As the project progressed, “my” princess became comfortable enough to talk about her personal life and I felt secure enough to occasionally disagree with her choice of material. There were difficulties with historical data. She had no papers, no diaries to document important meetings and events. I would have to do some historical detective work to reconstruct the missing pieces. (Finally, some practical use for my graduate work in Middle Eastern history at Columbia!) Later, when the manuscript was completed, a distinguished expert at Columbia was asked to vet it for accuracy. He never knew that the “ghost” had been one of his students. Fortunately both the book and I passed.
Next came an invitation from the wife of a well-known U.S. senator; she would like me to write her story on spec. In lieu of money, I was promised invitations to A-list New York parties. The parties didn’t appeal, but as the senator had been a personal hero of mine, I agreed to explore the possibility of a book. After several interviews, copious notes, and a meeting with an editor, it was clear that the fascinating story I had envisioned was not the one the senator’s wife was willing to tell. Good-bye A-list parties.
Much easier was my collaboration with a well-known sports-medicine doctor. The only problem was the doctor’s insistence on restoring chunks of redundant material that I cut. After some back-and-forth, the editor intervened and the material stayed out. The book was finished and successfully published; it continued to pay modest royalties a decade later.

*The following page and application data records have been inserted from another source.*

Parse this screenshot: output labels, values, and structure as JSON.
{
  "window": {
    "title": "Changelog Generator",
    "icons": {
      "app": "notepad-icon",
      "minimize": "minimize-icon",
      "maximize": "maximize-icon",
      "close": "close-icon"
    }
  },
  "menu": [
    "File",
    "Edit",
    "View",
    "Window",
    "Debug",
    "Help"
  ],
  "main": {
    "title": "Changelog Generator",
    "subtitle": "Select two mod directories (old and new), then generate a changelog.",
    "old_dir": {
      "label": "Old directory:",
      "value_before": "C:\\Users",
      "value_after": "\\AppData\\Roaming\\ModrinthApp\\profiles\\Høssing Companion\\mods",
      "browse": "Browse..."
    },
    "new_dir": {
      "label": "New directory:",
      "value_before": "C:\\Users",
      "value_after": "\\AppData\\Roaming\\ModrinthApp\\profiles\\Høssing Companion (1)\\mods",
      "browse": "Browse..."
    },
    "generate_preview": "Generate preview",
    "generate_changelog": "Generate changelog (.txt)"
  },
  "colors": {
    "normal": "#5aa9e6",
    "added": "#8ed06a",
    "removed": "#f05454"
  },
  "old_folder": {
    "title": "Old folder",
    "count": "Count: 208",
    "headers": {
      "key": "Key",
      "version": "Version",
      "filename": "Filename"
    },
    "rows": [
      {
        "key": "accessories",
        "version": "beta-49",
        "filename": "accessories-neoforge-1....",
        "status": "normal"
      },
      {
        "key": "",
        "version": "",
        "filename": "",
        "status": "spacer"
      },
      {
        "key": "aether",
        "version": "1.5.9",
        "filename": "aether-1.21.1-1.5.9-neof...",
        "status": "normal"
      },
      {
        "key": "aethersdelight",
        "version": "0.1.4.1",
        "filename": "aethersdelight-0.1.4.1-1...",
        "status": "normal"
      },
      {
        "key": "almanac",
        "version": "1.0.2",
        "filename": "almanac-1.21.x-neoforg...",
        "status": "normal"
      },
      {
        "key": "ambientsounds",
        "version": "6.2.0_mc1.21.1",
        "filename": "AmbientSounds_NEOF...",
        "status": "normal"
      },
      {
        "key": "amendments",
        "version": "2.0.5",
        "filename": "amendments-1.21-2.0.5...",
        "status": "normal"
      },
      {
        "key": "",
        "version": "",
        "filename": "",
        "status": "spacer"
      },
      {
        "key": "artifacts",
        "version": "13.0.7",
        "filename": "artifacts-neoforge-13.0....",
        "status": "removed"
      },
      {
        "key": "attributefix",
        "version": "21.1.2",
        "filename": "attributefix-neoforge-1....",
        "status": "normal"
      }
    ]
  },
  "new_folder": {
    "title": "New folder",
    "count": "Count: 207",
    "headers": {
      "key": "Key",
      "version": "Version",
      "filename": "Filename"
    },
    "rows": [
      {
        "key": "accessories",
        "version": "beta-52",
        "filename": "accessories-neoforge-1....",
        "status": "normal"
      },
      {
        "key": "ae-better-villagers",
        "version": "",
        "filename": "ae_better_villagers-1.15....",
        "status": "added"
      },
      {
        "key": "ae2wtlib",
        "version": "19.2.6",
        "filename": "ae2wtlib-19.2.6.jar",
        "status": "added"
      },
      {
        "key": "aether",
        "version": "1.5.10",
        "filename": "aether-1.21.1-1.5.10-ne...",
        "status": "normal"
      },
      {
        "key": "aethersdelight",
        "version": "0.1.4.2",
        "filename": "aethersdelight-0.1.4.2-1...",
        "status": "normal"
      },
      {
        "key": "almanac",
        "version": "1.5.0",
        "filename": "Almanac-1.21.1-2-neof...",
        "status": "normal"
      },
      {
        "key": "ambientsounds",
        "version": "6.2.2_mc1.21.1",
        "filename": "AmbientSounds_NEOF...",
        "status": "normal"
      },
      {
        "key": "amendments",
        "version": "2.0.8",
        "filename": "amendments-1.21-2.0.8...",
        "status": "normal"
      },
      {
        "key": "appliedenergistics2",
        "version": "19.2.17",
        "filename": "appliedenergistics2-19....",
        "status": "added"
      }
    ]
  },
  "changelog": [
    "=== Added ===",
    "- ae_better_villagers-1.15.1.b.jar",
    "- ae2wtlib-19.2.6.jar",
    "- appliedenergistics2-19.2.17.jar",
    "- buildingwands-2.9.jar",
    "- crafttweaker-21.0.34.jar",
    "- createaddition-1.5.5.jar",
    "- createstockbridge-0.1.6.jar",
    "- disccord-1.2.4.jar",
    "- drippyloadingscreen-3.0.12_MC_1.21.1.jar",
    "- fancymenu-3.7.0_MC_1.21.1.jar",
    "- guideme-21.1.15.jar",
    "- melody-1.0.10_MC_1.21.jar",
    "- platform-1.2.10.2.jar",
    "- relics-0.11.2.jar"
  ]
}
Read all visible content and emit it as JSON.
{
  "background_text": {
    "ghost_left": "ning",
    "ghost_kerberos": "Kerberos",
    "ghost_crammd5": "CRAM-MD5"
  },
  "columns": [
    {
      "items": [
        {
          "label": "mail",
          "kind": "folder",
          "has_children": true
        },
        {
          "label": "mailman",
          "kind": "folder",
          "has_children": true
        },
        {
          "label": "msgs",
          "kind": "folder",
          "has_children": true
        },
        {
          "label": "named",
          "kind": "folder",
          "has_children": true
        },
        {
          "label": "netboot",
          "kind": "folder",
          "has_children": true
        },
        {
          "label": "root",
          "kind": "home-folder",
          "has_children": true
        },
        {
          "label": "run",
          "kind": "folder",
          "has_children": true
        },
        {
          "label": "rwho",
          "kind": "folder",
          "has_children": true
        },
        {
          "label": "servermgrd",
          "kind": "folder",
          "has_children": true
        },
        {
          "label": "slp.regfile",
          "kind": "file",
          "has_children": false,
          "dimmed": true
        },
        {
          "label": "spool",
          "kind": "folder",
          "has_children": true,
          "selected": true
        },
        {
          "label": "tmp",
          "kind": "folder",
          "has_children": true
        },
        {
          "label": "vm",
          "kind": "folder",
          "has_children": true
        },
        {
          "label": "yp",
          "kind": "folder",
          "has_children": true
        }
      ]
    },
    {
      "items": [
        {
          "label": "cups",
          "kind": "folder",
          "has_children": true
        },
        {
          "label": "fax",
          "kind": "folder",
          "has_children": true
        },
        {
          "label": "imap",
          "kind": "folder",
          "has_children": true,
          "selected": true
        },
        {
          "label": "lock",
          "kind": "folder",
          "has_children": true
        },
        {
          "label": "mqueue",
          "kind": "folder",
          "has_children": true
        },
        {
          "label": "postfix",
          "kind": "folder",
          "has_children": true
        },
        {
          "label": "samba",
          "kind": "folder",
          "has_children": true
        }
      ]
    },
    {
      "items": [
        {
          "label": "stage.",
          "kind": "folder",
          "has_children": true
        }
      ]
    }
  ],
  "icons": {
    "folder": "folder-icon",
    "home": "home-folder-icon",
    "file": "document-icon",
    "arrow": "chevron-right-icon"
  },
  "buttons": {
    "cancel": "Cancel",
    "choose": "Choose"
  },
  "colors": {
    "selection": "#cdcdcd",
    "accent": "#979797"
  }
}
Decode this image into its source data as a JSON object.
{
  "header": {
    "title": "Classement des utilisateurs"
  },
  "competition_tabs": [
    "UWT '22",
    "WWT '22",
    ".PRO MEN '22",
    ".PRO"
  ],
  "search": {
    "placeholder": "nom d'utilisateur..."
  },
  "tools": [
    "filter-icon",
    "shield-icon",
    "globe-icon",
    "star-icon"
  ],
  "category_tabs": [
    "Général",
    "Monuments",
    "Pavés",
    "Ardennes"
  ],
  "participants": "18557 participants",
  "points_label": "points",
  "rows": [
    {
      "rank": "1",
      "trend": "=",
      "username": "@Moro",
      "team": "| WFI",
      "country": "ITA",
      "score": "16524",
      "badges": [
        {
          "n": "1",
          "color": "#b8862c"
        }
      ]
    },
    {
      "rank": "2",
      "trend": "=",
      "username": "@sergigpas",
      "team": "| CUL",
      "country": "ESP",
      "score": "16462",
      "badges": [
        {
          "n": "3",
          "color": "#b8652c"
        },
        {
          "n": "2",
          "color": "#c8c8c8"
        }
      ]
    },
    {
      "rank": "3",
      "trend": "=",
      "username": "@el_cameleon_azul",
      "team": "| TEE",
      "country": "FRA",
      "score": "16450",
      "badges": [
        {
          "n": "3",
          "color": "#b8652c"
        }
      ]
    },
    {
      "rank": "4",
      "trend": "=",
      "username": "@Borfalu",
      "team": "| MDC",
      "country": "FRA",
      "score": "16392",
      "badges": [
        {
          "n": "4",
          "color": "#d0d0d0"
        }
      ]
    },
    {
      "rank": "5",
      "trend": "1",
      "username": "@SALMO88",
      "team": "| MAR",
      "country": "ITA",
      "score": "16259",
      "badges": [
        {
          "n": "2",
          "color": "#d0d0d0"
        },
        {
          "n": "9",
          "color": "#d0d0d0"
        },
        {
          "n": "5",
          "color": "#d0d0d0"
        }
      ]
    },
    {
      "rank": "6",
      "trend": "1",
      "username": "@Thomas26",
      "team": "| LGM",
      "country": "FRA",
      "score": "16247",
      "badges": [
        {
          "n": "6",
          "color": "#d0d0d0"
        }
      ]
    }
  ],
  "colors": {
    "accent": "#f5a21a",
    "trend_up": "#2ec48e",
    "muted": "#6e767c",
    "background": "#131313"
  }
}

There were more dead-end projects, including the tell-all book for an almost-leading-man, but the worst was for a celebrity fashion/cosmetics/perfume diva. Difficult, demanding (phone calls at all hours), she, too, expected an extensive proposal package on spec. My agent thought it would be good for my career. So I sat and watched her eat a pot of steamed broccoli and listened to her complain about her soon-to-be- ex-husband. I can do this, I thought, I don’t have to like her, I just have to find a good story here. When she called on Christmas Eve, insisting on my time and attention while my kids were waiting to open presents, I began to have serious doubts. When she asked me to write anonymous letters to the soon-to-be-ex, telling him that the “entire industry” knew what a bum he was, I walked away; poison-pen letters would not be part of my résumé.
Since then, I’ve ghosted material for a pair of explorers who shared with me the kind of harrowing adventures I would never have; an orchestra conductor who taught me more about music than I ever learned in college; a “businessman” who operated on the wrong side of the law, who taught me—well, never mind.
Eventually I became a ghostwriter of fiction. An oxymoron, you say? Yes, indeed, but ghosted novels are products that sell. I had some fiction experience, a couple of novels under my own name and several mass-market bestsellers using a pseudonym.
For my first ghosted novel, I did extensive interviews with my subject and created a story that she could conceivably have written, one that incorporated elements from her life into a somewhat swashbuckling tale. “Her” book got a starred review in Publishers Weekly, positive reviews in Kirkus and Booklist. That felt okay. But when one columnist raved: “A book only ‘X’ could have written,” I confess I did wince. But a ghost is, by definition, invisible. And I did have fun writing that book.
If these projects sound like fun to you, if you are interested in people, in weaving the tapestry of their lives into a story that engages the reader, if you want work that enriches your own life and is rarely boring, you just might enjoy ghosting. A caveat, however: By writing in so many other voices, I have discovered that it’s often difficult to find my own.
-Lillian Tabeek Africano '57, illustration by Katherine Streeter